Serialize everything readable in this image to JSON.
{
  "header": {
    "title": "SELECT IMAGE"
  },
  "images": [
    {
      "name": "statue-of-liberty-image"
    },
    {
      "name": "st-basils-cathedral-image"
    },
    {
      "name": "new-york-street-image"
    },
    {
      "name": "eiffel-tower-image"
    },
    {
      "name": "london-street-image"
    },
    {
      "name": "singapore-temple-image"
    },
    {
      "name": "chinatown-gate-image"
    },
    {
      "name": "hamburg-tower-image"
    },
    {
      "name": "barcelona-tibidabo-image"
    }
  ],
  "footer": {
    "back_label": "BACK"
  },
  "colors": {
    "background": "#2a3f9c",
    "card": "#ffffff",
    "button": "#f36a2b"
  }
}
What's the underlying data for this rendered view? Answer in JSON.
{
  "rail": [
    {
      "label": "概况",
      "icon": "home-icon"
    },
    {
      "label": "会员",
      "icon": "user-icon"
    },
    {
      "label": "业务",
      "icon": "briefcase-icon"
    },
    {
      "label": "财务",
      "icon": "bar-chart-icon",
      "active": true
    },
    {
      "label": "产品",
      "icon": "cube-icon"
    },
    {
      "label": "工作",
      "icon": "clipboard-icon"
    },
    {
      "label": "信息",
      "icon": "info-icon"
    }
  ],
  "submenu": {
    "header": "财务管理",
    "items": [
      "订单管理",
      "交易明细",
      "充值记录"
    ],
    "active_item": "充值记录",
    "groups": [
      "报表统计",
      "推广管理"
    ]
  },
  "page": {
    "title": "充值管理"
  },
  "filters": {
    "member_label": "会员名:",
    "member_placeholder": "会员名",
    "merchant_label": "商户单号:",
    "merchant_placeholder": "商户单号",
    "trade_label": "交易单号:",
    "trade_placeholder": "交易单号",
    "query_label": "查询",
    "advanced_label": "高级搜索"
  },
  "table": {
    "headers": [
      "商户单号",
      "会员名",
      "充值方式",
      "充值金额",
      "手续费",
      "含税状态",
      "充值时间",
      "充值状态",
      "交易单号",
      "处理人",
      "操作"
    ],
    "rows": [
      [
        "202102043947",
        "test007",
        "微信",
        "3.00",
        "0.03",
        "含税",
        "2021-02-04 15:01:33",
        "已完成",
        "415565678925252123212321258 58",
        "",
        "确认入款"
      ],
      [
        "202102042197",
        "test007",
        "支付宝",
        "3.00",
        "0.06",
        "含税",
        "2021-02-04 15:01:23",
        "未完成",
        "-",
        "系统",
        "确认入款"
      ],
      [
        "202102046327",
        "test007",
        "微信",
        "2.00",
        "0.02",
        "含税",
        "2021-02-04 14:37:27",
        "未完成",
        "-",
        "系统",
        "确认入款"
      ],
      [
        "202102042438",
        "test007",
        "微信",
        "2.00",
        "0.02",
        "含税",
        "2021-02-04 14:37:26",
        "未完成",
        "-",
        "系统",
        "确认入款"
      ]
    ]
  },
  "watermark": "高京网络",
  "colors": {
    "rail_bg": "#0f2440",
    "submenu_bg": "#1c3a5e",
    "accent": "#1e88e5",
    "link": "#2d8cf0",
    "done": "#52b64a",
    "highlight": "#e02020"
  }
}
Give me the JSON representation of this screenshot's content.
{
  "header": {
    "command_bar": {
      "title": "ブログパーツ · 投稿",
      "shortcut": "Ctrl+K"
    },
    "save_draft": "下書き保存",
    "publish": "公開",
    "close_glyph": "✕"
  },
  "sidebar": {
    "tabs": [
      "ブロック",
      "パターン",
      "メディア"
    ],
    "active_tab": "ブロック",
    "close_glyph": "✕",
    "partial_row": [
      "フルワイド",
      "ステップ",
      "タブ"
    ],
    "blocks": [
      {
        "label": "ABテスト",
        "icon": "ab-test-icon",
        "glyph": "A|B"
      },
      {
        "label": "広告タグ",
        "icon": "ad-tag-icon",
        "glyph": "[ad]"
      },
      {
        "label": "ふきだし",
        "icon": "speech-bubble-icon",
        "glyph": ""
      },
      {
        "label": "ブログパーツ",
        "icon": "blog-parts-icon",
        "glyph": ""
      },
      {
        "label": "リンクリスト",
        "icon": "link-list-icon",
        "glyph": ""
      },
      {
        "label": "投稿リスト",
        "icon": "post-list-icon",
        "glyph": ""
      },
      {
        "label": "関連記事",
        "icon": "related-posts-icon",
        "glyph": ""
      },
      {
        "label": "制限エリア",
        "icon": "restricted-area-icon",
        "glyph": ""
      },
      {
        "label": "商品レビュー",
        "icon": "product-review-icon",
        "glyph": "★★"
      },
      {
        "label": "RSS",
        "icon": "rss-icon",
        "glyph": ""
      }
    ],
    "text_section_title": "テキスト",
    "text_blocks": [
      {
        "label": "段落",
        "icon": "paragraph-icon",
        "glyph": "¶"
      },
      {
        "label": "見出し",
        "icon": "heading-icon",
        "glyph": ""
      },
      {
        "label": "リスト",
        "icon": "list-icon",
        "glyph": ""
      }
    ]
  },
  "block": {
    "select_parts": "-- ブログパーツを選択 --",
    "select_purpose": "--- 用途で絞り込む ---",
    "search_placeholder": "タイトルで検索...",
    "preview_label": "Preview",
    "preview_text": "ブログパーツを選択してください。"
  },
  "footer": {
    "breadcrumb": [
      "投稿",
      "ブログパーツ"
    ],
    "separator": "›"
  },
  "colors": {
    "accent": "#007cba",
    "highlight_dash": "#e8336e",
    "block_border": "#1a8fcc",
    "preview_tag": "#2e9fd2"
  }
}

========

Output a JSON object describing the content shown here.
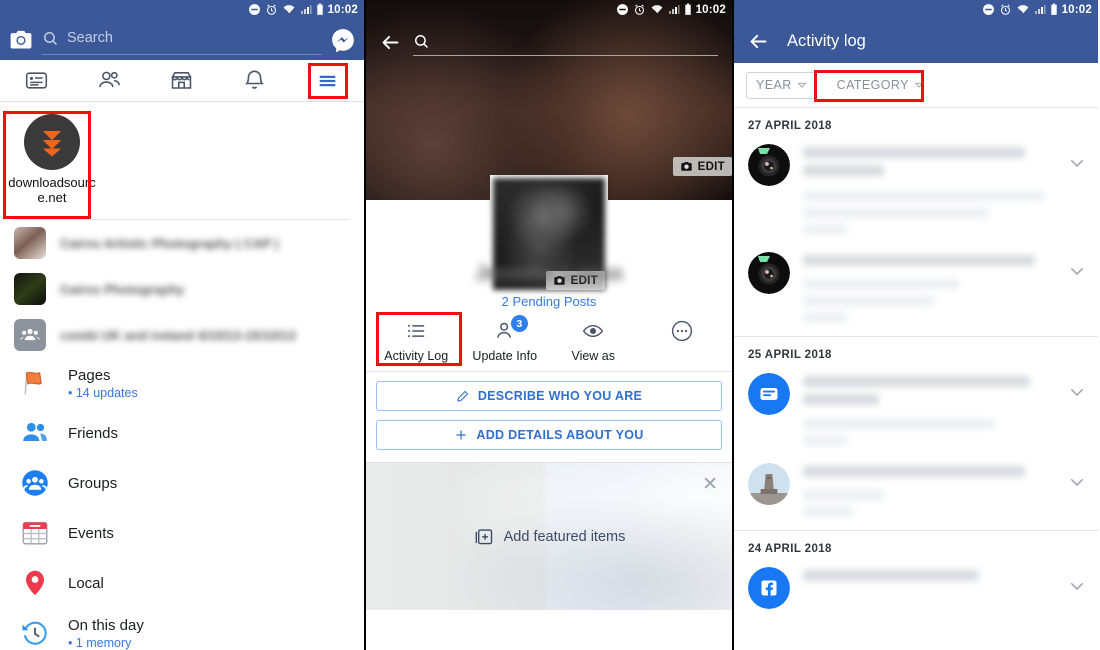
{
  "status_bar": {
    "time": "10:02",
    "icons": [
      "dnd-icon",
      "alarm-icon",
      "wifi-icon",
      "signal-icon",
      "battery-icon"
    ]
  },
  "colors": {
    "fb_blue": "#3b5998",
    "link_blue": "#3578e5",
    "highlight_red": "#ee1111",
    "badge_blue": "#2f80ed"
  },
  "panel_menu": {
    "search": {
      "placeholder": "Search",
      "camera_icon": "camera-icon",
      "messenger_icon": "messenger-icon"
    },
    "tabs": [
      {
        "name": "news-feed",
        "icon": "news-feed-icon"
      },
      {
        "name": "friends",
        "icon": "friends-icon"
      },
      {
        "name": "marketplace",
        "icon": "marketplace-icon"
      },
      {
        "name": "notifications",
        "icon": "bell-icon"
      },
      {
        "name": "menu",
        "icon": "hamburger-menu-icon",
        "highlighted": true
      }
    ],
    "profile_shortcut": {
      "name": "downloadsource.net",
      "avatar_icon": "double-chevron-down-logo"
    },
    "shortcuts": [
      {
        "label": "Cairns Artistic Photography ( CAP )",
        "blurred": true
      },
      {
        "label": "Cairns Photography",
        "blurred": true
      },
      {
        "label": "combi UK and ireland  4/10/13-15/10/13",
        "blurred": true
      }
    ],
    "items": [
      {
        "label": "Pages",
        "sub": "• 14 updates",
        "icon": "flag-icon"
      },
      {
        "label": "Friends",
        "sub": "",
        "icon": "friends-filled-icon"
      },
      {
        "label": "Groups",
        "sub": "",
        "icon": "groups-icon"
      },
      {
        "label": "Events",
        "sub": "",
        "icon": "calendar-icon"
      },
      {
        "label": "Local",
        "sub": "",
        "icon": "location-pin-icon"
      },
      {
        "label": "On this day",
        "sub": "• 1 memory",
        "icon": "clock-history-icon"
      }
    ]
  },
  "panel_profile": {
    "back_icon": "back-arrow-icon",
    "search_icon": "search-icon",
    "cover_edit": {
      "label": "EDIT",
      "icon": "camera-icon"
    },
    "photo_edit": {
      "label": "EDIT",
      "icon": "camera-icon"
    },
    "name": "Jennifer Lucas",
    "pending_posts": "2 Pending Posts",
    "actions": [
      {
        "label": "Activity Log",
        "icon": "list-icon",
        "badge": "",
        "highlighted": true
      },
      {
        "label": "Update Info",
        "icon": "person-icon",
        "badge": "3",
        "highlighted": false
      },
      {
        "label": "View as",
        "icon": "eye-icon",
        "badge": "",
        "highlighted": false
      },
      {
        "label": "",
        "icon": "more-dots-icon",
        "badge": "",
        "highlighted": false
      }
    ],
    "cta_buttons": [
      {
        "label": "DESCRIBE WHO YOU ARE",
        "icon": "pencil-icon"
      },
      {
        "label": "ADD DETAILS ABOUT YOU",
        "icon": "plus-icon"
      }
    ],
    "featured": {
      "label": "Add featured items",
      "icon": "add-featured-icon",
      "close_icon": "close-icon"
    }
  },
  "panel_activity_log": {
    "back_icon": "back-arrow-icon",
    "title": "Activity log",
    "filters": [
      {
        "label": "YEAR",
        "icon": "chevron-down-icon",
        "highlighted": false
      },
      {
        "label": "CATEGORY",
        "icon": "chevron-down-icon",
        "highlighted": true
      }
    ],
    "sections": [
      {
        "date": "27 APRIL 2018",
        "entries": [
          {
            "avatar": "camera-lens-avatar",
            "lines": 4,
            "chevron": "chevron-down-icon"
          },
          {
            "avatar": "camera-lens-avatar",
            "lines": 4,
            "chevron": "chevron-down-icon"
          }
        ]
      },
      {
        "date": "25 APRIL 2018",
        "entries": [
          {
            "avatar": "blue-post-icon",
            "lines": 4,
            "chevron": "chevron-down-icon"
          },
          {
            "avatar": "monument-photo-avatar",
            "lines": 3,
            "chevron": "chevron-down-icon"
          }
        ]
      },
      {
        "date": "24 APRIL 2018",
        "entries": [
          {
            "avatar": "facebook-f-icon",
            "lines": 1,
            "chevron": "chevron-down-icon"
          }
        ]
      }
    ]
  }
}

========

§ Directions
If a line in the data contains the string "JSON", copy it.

§ Answer below
Serialize everything readable in this image to JSON.
What's the underlying data for this rendered view? Answer in JSON.
Give me the JSON representation of this screenshot's content.
Output a JSON object describing the content shown here.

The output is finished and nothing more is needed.